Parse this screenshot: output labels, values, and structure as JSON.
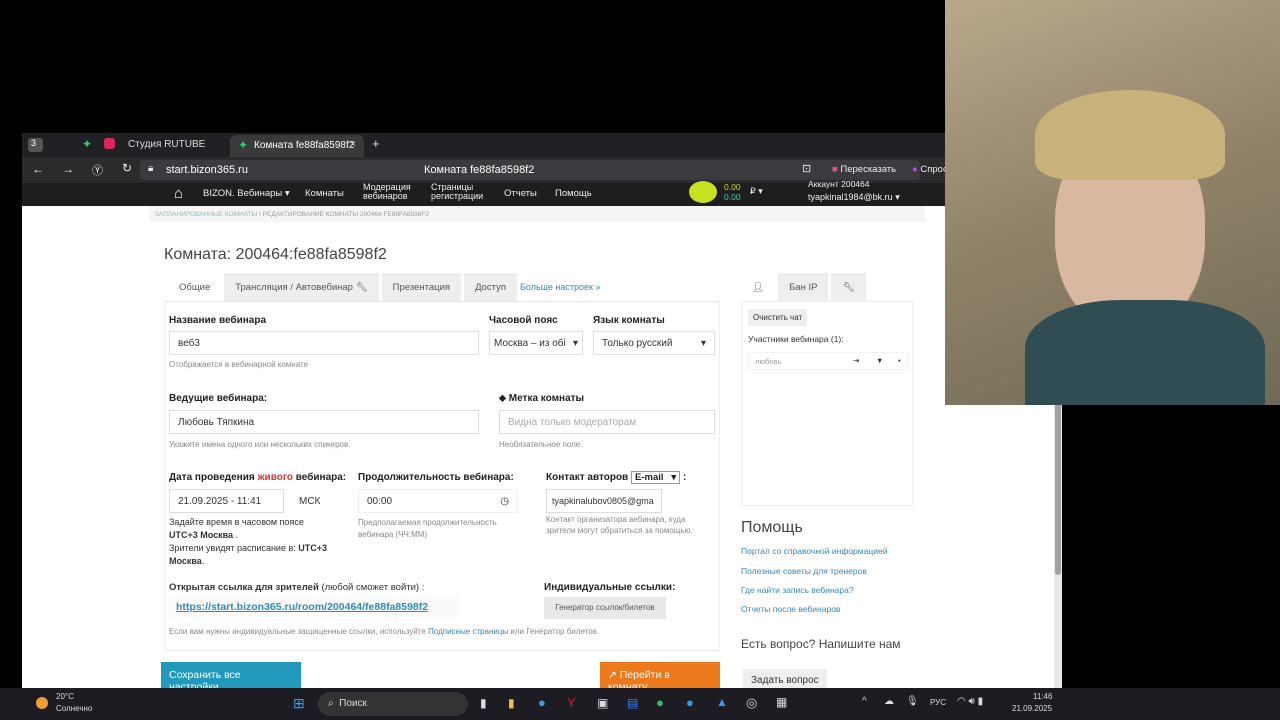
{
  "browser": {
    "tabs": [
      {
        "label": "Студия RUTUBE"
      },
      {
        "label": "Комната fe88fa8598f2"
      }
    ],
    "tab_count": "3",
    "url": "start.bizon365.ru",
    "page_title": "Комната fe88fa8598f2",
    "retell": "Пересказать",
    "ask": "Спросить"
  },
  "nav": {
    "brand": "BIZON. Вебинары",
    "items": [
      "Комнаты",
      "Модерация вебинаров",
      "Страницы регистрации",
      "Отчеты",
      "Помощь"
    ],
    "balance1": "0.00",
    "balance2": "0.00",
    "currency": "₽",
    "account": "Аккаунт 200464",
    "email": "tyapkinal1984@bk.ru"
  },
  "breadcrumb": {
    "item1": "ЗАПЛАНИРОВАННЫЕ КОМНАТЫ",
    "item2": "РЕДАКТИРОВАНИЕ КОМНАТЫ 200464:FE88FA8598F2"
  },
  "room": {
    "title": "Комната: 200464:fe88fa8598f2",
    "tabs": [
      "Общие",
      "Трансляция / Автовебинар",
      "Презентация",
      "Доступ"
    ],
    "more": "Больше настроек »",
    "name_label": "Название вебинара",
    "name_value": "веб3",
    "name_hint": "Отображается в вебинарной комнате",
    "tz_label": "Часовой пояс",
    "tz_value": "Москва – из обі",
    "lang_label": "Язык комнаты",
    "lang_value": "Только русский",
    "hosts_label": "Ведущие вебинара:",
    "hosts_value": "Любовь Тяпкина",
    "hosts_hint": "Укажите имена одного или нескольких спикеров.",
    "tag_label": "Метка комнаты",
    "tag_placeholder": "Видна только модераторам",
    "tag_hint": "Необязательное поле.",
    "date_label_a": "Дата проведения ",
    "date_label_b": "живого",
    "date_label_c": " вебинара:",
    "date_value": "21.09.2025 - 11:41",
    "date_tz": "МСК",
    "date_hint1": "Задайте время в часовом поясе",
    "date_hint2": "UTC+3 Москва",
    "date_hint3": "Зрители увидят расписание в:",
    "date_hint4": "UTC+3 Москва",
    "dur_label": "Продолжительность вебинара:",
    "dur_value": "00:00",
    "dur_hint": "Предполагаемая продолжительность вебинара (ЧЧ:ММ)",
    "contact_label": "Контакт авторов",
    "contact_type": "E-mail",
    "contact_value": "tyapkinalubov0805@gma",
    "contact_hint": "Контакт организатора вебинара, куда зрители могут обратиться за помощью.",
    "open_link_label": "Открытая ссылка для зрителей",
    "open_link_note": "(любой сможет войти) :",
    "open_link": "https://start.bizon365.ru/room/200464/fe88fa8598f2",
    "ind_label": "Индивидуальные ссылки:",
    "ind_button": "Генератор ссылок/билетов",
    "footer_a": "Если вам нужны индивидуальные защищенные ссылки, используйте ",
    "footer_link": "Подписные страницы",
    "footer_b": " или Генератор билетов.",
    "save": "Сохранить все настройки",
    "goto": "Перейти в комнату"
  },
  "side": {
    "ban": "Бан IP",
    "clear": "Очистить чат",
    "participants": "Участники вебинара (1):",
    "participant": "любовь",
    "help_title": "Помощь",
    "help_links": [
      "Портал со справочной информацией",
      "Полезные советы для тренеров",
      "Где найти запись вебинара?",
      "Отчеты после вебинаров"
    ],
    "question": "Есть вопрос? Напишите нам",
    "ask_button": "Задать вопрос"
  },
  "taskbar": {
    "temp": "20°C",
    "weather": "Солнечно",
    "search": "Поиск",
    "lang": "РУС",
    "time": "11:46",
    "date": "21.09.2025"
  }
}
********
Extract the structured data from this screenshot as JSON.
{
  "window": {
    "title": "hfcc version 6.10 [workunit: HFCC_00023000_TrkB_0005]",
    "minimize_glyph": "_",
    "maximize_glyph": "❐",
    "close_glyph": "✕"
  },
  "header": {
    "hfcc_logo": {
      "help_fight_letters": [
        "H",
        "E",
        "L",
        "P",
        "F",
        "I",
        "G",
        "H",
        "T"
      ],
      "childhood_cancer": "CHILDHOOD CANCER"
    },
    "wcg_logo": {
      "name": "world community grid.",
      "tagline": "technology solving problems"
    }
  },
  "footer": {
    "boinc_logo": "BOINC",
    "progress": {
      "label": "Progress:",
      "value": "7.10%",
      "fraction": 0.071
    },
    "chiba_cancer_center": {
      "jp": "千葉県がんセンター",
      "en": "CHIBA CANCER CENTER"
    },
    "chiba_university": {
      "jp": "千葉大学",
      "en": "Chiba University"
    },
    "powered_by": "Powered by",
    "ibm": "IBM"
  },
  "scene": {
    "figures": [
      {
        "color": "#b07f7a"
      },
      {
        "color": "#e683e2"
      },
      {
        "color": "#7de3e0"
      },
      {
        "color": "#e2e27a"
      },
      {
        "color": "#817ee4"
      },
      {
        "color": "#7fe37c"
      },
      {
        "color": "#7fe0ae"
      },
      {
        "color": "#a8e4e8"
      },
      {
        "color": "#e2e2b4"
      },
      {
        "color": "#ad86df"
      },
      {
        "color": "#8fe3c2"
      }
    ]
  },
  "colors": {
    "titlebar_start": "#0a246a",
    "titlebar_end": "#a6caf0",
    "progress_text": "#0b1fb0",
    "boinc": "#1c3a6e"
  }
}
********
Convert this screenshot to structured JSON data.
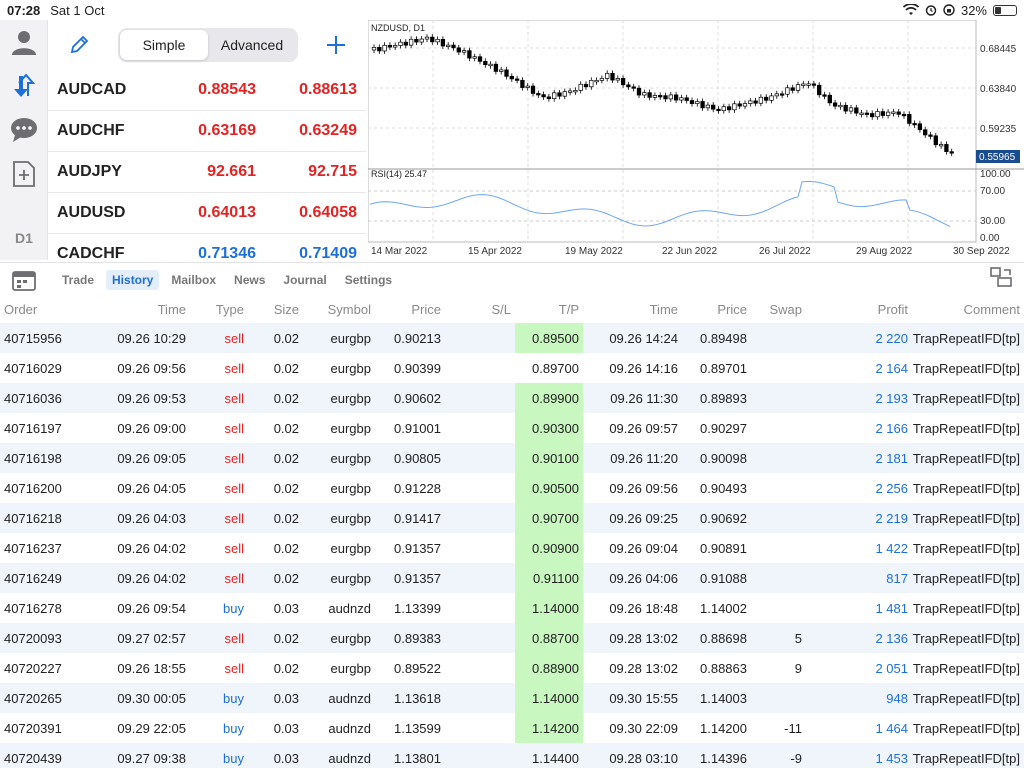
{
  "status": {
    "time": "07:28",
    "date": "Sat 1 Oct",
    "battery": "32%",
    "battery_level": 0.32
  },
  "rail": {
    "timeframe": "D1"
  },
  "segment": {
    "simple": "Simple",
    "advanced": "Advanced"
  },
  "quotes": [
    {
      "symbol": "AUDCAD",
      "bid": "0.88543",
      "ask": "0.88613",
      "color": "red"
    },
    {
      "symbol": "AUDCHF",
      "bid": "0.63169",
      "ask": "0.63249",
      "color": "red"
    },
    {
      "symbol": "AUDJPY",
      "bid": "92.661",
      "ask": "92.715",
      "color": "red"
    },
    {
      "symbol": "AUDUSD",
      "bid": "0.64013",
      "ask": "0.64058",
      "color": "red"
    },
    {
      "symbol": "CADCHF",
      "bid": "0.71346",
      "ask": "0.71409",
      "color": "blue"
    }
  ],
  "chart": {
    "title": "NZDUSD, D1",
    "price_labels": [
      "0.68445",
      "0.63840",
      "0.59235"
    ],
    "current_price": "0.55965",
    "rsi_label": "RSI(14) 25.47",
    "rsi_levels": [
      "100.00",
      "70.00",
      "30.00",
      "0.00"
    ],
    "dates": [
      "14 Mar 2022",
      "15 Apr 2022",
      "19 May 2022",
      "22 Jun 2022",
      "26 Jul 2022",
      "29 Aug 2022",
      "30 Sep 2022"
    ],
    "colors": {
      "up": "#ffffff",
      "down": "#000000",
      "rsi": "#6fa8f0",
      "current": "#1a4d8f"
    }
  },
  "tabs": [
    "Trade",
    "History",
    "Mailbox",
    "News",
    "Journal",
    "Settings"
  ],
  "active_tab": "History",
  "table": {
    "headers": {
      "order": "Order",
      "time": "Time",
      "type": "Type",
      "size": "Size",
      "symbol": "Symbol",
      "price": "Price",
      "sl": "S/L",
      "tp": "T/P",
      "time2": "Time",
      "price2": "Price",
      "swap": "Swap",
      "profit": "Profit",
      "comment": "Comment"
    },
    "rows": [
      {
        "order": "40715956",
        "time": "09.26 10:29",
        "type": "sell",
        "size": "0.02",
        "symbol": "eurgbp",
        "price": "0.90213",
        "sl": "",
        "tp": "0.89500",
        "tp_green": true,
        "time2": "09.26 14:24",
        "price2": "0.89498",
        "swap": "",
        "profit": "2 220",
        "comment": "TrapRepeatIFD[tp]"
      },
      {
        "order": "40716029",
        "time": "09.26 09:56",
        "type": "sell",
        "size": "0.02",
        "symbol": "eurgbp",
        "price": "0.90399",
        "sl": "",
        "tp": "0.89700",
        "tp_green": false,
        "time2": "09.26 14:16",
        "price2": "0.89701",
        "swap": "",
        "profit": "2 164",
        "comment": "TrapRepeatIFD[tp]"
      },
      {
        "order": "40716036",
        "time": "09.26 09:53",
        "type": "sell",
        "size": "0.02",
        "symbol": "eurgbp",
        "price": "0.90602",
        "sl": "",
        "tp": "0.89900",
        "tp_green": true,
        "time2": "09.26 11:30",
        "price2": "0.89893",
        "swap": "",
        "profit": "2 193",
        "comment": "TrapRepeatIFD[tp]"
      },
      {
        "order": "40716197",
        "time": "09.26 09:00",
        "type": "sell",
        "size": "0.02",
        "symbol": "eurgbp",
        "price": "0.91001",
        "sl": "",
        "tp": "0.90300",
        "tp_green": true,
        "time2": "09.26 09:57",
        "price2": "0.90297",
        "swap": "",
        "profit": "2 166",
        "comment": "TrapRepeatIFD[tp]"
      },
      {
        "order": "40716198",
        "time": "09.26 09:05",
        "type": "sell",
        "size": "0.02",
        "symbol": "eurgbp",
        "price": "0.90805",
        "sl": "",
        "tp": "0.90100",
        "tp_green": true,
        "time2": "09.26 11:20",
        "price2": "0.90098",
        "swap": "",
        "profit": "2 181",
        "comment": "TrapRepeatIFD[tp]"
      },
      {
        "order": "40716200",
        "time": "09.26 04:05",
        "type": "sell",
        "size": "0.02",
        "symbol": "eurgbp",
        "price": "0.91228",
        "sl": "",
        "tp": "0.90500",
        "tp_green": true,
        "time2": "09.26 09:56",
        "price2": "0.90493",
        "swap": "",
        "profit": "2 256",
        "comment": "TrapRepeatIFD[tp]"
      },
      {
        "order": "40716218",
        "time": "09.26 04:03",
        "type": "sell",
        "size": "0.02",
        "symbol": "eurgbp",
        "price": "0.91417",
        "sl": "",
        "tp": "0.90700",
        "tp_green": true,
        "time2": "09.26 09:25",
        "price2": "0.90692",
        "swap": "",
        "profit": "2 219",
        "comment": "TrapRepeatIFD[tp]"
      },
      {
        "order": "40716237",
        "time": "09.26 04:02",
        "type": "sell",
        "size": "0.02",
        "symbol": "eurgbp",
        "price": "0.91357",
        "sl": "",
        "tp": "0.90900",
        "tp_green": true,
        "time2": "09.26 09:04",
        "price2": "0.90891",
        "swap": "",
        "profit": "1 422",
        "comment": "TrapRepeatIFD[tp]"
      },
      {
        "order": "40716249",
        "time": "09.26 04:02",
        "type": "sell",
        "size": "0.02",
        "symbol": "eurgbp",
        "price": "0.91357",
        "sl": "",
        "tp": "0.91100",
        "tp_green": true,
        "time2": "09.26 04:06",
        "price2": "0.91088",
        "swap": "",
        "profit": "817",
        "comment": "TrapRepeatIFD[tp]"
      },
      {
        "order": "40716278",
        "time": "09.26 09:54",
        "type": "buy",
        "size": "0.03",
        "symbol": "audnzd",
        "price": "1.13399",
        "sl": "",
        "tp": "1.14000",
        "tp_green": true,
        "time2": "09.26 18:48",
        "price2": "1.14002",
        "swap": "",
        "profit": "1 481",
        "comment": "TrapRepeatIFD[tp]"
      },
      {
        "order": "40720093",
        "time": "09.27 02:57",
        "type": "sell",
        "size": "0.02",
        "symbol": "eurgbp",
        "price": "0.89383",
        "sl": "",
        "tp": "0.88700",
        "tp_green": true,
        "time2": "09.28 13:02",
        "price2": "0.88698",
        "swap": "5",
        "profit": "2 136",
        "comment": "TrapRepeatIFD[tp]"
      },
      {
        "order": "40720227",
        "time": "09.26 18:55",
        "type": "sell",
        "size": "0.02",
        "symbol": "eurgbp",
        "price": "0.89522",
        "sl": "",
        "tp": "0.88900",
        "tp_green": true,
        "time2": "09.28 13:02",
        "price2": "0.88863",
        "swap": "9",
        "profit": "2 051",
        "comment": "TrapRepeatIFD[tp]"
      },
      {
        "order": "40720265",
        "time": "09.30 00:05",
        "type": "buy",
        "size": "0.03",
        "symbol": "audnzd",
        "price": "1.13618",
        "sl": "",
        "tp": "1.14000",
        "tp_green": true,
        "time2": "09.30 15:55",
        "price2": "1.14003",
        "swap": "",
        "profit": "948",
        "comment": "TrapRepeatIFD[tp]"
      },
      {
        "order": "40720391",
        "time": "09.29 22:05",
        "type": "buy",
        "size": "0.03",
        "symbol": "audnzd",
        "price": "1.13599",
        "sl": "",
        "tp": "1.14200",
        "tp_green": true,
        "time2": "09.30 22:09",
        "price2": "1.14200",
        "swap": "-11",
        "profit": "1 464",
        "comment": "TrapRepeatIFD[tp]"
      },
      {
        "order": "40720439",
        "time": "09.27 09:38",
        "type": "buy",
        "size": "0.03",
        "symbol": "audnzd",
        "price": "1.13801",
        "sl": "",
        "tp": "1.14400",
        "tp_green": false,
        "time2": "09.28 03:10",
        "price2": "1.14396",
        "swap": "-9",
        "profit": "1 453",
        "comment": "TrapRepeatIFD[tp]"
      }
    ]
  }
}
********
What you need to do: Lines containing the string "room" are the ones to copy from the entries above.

Completed exercise:
  "room": {
    "open_link": "https://start.bizon365.ru/room/200464/fe88fa8598f2",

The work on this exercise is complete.